By Judy Blumhofer, serving at Hospital Loma de Luz in La Ceiba, Honduras, through the World Medical Mission Post-Residency program
A few weeks ago, a baby came in with what I thought was the beginning of a cold. She looked great and showed no concerning signs, so I sent her home with every expectation that she would get better in the next few days.
But she didn’t get better. The child came back two weeks later much sicker and was quickly admitted. She clearly had pneumonia, but the more I listened to her symptoms, the more concerned I became for whooping cough as well. That is never a good diagnosis, especially in an unimmunized 2-month-old girl.
She fit almost every characteristic to suggest that her condition would be severe. So the worry and the guilt began inside of me. “Maybe, just maybe, if I’d caught this two weeks ago, she wouldn’t be this sick now,” I thought.
No matter how much I knew that there was no way to catch this earlier, I still regretted that somehow I should have prevented it.
As she stayed with us day after day and got sicker, my anxiety level got higher. I read more, trying to prepare myself for whatever might come. But all that really did was help dig myself into a bigger and darker hole as I learned even more about how ugly whooping cough can be.
I’d seen a case or two in residency, but it was when I had experts and resources on hand. Here, I was supposed to supply all of that on my own. Instead of finding answers, I found questions. So we read, we tried various interventions, we made phone calls, we prayed, and we waited.
She was quickly getting beyond what I was able to handle. More than once I talked with the family about transferring her to the public hospital, an hour and a half away. I wasn’t sure the other hospital could do anything more than we were doing. But if there was a chance, we had to give it to her. The machines, the medications, the procedures and the monitoring were all things I had no knowledge of or access to if her condition got even worse.
But the family chose to keep their daughter at Hospital Loma de Luz. Even if she got worse, they wanted us to care for her. I assumed it was because they would not be able to pay for health care in the city and did not want to be away from family.
So the weight of responsibility got heavier on me, and my prayers became even more earnest—prayers born of desperation, fear and panic.
We rechecked the labs the next day and while some showed improvement, others revealed the condition was getting serious. I felt the knot in my gut grow even tighter.
That evening, we all stood around her bed, joined hands, and prayed. To be exact, I pleaded. And everyone else in the circle joined me. One mighty chorus was raised up to heaven that night from our staff at the hospital, from churches in Honduras, and from many people in the States and around the world.
The next morning, her labs showed drastic improvement. I nearly cried in relief. Her breathing was easier. She was more alert and less irritable. The knot in my stomach unclenched just a tad. I went through the day, running back and forth to check on her between patients, meetings, and errands. I changed absolutely nothing on her medication regime or her oxygen support, too scared that I might tip a very finely balanced scale in the wrong direction.

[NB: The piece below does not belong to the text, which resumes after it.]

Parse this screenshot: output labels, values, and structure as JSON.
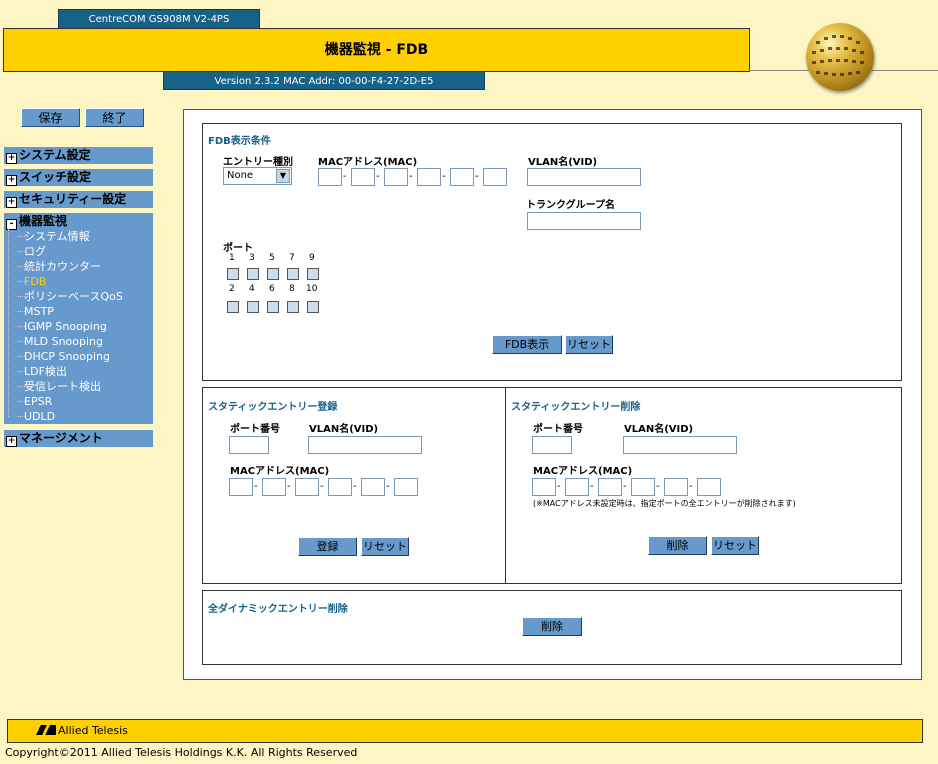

That night, I sat in her room with her parents. Her father met my eyes and said, “She’s getting better.” It wasn’t a question he was looking for me to answer, or even an observation he wanted me to affirm, but rather a statement of fact. I looked right back at him and softly said, “Thank God. I didn’t know what else to do, but our prayers are being answered.” And in his response, I came face-to-face with true faith.

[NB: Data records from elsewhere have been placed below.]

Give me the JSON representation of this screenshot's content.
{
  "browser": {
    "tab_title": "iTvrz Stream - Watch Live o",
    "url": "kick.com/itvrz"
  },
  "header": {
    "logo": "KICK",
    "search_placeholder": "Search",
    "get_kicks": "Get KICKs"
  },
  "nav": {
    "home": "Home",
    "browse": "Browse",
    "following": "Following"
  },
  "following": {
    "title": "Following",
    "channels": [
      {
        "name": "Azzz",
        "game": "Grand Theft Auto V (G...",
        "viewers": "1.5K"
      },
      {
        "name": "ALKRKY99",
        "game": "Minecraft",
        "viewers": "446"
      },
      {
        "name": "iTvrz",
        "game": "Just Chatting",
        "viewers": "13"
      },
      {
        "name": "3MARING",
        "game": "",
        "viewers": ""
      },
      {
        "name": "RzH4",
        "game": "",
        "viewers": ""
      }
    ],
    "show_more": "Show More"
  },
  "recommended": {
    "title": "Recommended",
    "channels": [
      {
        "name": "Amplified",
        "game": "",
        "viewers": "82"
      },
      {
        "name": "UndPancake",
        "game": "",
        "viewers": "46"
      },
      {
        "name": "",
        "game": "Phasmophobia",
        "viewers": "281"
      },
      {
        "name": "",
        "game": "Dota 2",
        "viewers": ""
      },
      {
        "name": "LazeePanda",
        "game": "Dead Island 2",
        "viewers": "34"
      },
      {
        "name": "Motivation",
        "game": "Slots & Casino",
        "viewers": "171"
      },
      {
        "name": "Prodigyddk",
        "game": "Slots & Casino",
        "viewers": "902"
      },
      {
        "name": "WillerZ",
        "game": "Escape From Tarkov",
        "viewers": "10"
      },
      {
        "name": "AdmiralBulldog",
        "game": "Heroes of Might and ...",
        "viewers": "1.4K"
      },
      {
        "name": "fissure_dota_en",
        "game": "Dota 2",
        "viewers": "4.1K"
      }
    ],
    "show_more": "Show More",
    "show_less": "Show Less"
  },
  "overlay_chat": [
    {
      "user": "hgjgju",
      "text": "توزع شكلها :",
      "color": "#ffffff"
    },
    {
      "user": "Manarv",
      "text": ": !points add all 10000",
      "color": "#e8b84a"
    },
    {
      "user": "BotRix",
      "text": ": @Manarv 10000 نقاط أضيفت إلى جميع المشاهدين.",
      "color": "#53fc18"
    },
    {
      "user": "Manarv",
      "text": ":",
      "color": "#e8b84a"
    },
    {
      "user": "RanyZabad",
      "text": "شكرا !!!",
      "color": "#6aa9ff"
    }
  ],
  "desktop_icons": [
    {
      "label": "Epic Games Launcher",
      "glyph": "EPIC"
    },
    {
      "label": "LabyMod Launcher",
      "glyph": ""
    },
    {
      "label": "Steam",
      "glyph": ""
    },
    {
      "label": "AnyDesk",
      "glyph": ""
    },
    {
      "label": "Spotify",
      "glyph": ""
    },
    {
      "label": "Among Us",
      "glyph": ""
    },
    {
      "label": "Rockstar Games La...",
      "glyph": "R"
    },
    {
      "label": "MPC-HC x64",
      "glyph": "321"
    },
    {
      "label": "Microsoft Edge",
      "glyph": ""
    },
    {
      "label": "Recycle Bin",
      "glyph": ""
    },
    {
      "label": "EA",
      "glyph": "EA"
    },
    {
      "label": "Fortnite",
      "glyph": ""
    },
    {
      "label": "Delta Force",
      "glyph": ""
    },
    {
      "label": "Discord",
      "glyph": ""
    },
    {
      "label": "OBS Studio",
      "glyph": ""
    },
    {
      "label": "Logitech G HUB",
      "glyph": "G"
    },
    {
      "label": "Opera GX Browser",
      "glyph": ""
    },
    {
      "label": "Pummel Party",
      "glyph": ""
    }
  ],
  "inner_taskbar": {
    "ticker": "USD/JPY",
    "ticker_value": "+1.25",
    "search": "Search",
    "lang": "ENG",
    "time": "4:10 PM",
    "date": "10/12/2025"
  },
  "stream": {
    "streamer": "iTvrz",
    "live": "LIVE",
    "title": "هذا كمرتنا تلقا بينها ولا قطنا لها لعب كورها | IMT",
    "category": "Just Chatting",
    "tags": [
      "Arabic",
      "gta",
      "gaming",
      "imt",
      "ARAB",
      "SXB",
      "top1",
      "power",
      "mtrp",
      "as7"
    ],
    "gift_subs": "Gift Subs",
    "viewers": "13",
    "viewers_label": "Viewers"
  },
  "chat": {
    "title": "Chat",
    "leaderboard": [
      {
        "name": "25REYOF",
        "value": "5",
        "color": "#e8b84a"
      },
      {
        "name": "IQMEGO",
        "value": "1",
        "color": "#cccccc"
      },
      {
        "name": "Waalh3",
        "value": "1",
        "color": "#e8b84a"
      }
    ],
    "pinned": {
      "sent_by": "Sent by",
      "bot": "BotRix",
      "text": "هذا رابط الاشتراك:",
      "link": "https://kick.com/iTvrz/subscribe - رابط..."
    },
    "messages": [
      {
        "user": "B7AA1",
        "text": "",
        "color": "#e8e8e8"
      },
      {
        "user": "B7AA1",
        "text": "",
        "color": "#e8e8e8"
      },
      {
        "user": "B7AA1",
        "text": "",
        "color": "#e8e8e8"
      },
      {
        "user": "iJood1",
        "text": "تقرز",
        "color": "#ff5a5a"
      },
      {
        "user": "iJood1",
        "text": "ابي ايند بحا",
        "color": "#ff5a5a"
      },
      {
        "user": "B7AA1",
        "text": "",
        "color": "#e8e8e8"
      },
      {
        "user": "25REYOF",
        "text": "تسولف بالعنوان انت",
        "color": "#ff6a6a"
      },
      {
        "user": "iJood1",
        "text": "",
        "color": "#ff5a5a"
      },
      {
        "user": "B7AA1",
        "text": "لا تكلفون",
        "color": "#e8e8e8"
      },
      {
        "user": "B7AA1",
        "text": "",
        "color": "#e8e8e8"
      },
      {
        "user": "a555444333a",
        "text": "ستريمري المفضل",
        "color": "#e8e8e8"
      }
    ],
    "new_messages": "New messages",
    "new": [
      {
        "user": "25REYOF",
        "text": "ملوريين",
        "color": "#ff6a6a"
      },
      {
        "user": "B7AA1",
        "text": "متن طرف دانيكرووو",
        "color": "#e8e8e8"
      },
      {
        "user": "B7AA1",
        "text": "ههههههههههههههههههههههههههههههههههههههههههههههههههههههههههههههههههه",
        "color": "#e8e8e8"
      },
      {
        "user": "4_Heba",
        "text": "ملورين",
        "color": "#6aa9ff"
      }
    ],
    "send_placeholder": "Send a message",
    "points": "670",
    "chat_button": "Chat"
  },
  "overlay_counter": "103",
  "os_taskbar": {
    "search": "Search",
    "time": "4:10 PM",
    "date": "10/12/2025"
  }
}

“Our church is praying,” he said. “All the churches in this area are praying, and my pastor was up all night praying for her. But we are also praying for you. We’re praying that God would use your hands to heal her, and that he will give you the knowledge and the medicines you need to do that. God is using you, and that is why we chose to stay at this hospital instead of going to a different one as she got worse.”
I nearly cried again in relief, but also in humility, thankfulness and awe. While I was grappling with guilt, doubt ,and fear, and trying to reconcile keeping a child I couldn’t help when there was a chance someone else could, this family and these churches had been exercising a deep faith.
Rather than running somewhere else based on the possibility of finding more help elsewhere, they chose to stay here and trust God. I looked at her case and saw the end of my abilities. They looked at her illness and saw a God for whom nothing is impossible.
She’s still here, slowly weaning off oxygen and improving in many ways. And I am here, looking at this child, and realizing how fortunate I am both to have the privilege of caring for her, but also to be prayed for by her family and her church. I have been incredibly humbled beyond anything I could imagine.